Policy questions around designs law include whether and how to protect virtual designs. These include graphical user interfaces, screen icons and other design types implemented via software on screens. The Australian Government has accepted the Advisory Council on Intellectual Property’s recommendation to reconsider the treatment of virtual or non-physical designs.8Policy work and consultation to address this issue is expected to commence in the near future. Given the US’s status as the largest source of non-resident design applications in Australia, and changes in the US’s design workforce, virtual designs could become a strong future focus in Australia for registered designs.
The Designs Law and Practice study aimed to contribute insights into IP Australia’s ongoing policy analysis and review of the designs system. The research is available as an economics working paper on the IP Australia website at www.ipaustralia.gov.au/economics.
- Chapter 1. Introduction
- Chapter 2. Patents
- Chapter 3. Trade marks
- Chapter 4. Designs
- Chapter 5. Plant breeder's rights
- Chapter 6. Trade marks: is Australia's register cluttered?
- Chapter 7. Designs: an opportunity for growth
- Chapter 8. Research program
- Gruber, M., de Leon, N., George, G. & Thompson, P. 2015. Managing by design: From the Editors. Academy of Management Journal, 58(1); 1–7.↑
- Andersen, L., & Colley, L. (Eds). Creative Business in Australia: Learnings from the Creative Industries Innovation Centre, 2009 to 2015. Sydney, Australia: UTS ePress. See also: Cox, G. 2005. Cox Review of Creativity in Business: Building on the UK’s Strengths. London: HM Treasury.↑
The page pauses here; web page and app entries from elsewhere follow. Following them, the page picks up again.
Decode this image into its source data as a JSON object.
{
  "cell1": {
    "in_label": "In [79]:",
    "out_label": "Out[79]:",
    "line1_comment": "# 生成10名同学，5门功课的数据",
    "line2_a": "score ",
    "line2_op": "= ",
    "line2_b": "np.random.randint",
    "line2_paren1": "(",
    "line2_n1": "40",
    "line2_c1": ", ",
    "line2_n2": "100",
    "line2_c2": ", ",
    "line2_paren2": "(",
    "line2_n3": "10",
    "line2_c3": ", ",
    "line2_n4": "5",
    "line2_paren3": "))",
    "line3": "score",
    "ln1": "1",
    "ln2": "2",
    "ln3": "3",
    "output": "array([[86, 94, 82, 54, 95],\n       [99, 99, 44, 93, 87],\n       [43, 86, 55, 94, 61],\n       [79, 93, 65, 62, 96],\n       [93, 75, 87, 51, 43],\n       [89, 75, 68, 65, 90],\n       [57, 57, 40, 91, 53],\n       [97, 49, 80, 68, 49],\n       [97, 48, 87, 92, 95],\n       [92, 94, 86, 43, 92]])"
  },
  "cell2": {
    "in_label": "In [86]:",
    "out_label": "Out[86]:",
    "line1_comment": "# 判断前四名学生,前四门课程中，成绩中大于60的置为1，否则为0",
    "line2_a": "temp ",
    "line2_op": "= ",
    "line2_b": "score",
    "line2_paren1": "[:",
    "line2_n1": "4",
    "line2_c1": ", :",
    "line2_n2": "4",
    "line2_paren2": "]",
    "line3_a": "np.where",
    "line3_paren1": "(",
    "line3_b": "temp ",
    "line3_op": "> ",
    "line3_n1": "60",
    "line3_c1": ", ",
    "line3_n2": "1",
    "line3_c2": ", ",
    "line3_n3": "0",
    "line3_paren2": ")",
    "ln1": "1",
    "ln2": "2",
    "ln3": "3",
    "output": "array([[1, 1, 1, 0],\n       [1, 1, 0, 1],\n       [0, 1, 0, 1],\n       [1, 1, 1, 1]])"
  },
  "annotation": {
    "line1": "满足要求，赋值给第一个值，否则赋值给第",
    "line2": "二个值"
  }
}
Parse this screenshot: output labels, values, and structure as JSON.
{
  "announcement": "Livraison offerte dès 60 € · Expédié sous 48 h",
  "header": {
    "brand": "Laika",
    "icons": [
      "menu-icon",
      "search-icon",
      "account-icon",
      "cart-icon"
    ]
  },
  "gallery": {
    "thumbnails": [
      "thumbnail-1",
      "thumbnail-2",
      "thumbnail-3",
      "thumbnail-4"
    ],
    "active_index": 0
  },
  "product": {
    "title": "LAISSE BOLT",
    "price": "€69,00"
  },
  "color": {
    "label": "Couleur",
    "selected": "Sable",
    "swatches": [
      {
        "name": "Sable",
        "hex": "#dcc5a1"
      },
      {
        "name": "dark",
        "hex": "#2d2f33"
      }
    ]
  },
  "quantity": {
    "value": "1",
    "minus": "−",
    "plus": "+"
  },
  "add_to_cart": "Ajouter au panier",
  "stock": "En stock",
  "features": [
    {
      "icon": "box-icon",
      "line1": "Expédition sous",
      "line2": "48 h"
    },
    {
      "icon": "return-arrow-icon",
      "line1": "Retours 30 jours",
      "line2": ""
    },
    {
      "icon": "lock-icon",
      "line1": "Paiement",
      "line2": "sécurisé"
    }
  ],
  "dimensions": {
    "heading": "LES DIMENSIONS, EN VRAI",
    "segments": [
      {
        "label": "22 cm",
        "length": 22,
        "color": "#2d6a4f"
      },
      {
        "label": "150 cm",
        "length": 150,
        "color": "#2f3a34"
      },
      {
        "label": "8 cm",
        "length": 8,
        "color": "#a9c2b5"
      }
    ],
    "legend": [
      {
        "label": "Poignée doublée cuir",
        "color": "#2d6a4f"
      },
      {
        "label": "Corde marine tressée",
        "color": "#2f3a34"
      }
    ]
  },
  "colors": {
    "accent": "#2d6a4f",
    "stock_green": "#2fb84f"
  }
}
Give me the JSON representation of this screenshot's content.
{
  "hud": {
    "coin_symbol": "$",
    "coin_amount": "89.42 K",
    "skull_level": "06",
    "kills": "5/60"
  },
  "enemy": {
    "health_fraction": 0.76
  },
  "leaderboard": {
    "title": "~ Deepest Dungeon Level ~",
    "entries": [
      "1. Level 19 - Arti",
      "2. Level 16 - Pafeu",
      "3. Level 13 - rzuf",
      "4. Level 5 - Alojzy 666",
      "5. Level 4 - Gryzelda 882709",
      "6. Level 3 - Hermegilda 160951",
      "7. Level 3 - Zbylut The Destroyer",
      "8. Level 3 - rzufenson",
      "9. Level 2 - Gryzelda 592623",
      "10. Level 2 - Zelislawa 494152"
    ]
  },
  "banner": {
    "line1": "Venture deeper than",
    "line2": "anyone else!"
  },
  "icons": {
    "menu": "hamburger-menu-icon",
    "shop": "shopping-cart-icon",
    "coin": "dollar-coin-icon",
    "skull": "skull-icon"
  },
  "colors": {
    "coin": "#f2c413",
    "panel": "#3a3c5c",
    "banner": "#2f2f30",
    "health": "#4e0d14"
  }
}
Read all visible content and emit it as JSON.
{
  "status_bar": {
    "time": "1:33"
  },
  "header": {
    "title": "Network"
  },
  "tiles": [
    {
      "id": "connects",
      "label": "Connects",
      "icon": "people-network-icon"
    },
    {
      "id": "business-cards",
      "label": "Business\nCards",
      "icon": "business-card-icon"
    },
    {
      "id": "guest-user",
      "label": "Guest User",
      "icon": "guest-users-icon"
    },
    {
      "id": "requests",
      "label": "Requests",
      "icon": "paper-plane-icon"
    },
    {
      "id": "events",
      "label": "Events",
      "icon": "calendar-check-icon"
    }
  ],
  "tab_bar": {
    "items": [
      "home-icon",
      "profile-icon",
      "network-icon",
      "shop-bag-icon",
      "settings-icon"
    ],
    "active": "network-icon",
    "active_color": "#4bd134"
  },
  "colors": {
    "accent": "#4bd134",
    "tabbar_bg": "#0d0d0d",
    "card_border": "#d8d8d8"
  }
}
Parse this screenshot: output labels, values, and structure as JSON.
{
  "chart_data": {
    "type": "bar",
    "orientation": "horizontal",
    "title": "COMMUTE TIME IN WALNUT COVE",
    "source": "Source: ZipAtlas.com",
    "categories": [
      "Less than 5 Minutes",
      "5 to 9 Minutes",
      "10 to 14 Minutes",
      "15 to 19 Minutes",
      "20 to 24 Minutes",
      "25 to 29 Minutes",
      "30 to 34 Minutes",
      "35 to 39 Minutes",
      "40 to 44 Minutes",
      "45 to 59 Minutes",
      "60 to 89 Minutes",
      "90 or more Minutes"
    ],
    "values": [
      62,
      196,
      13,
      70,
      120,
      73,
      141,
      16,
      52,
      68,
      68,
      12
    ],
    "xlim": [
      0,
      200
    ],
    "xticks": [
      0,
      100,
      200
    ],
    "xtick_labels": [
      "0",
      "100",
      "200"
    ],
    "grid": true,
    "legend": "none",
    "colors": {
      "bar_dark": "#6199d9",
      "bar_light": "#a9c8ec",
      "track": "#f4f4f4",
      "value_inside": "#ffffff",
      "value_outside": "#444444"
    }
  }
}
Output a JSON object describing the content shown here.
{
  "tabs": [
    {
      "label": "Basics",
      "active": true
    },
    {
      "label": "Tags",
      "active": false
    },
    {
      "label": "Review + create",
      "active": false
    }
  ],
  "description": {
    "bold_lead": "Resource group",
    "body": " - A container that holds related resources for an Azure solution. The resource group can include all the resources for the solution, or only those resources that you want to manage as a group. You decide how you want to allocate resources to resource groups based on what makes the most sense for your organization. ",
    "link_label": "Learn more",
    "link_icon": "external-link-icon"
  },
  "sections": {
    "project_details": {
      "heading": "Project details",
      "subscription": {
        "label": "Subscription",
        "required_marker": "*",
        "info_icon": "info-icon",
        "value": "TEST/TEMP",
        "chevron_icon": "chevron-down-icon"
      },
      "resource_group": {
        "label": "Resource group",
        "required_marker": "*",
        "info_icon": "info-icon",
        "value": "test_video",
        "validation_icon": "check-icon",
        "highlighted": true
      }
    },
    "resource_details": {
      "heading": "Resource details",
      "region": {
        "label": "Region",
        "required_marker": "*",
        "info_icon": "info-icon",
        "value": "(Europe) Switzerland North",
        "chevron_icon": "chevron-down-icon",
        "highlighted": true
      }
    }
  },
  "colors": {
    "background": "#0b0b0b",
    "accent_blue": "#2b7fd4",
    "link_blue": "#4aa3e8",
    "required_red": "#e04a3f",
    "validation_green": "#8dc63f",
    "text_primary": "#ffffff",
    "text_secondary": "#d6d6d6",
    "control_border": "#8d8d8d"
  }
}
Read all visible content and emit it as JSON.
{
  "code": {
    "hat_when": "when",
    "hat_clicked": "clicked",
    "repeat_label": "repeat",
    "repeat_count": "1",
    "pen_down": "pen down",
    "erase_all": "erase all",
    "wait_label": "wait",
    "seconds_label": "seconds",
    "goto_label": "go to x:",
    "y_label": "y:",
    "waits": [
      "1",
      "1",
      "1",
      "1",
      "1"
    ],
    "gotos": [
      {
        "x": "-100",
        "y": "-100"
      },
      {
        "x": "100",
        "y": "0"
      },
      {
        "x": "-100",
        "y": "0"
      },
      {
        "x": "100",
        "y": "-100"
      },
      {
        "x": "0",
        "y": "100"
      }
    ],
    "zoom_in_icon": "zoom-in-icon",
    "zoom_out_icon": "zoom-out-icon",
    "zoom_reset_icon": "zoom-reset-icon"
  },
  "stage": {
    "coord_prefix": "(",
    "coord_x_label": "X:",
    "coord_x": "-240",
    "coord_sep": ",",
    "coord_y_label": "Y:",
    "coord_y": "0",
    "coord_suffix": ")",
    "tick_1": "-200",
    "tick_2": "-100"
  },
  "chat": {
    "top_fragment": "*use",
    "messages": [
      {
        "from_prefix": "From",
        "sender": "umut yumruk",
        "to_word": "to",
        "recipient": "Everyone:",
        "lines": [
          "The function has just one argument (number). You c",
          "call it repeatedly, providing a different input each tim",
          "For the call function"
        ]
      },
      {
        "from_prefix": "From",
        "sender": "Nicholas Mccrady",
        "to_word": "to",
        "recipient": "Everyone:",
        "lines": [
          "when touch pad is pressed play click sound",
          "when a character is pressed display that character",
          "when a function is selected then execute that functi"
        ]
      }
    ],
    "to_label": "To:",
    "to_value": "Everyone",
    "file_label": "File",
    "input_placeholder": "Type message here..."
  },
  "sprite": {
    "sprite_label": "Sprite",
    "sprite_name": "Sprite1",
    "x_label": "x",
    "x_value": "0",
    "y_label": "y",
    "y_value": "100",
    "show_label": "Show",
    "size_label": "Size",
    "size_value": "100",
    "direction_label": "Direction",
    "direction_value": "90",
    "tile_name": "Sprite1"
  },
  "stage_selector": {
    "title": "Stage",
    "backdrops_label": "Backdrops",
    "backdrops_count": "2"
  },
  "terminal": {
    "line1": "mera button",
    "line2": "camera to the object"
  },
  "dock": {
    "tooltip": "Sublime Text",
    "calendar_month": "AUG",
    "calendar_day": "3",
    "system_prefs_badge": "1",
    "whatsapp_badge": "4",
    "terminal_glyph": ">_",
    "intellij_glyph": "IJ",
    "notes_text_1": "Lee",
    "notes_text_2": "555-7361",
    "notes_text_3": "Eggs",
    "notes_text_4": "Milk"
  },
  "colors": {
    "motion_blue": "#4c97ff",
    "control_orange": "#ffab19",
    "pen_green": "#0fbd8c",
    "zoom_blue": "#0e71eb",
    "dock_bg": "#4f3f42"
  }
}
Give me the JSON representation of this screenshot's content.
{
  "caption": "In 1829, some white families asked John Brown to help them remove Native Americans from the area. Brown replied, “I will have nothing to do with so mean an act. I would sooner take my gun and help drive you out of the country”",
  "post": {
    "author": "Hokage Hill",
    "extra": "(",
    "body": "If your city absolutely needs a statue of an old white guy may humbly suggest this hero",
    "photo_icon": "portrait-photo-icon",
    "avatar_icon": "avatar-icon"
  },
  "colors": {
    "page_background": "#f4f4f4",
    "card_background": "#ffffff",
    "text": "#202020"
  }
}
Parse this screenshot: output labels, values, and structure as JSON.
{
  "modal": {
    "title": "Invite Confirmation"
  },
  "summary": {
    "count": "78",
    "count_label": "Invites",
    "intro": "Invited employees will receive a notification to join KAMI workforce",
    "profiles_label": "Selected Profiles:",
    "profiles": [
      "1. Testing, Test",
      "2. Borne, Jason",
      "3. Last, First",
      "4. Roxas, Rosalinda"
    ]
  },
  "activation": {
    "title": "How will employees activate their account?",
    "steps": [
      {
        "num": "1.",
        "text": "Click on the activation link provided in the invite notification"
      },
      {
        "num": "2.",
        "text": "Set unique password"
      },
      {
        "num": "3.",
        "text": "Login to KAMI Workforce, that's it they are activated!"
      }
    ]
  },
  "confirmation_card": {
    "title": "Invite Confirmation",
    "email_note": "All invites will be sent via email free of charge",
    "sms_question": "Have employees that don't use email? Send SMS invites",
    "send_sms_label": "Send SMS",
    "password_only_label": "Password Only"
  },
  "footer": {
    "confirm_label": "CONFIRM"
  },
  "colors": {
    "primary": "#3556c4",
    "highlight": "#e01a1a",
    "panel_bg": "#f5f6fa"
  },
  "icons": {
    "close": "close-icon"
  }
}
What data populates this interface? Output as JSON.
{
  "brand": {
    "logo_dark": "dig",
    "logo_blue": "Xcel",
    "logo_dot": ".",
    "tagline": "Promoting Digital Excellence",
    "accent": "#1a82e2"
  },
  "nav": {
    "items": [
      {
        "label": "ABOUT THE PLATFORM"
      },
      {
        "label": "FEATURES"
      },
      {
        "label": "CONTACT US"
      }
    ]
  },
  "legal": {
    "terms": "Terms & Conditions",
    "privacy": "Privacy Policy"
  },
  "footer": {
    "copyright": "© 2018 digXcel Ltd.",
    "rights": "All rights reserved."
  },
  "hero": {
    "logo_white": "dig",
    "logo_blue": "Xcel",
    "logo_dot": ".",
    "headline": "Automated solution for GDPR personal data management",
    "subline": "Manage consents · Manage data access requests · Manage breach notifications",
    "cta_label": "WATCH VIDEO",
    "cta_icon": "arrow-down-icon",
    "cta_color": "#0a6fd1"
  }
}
- Both design measures are weighted by data on industry size to account for country or industry level differences. At the industry level, data on design employment and design rights use is divided by the total workforce of an industry (thousands). At the country level, design intensity measures are weighted using data on the size of a country’s industrial sector. In assessing design IP intensity, a country’s design registrations are divided by the Value Added (constant 2010 USD billions) of its industrial sector. In assessing design labour intensity, a country’s number of designers is divided by the total employees (thousands) in the country’s industrial sector. The industrial sector corresponds to manufacturing, mining, construction and utilities, as defined in World Bank Open Data. See: https://data.worldbank.org/indicator/NV.IND.TOTL.ZS↑
- In analysing the design intensity of Australian industries, industries are defined as in the Australian and New Zealand Standard Industrial Classification (ANZSIC) 2006. Code 1912 in that scheme corresponds to Rigid and semi-rigid polymer product manufacturing. ↑
- Department of Foreign Affairs and Trade. 2017. Composition of Trade, Australia, 2015–16. Canberra: DFAT.↑
- In the international comparison, industries are defined as in the International Standard Industry Classification (ISIC Rev 4) at the divisional (two-digit) level. Code 26 in that scheme corresponds to Manufacture of computer, electronic and optical products. ↑
- In ISIC Rev 4, code 63 corresponds to Information service activities. Code 86 corresponds to Human health activities.↑
- Advisory Council on Intellectual Property. 2015. Review of the Designs System. ACIP, viewed December 2018.↑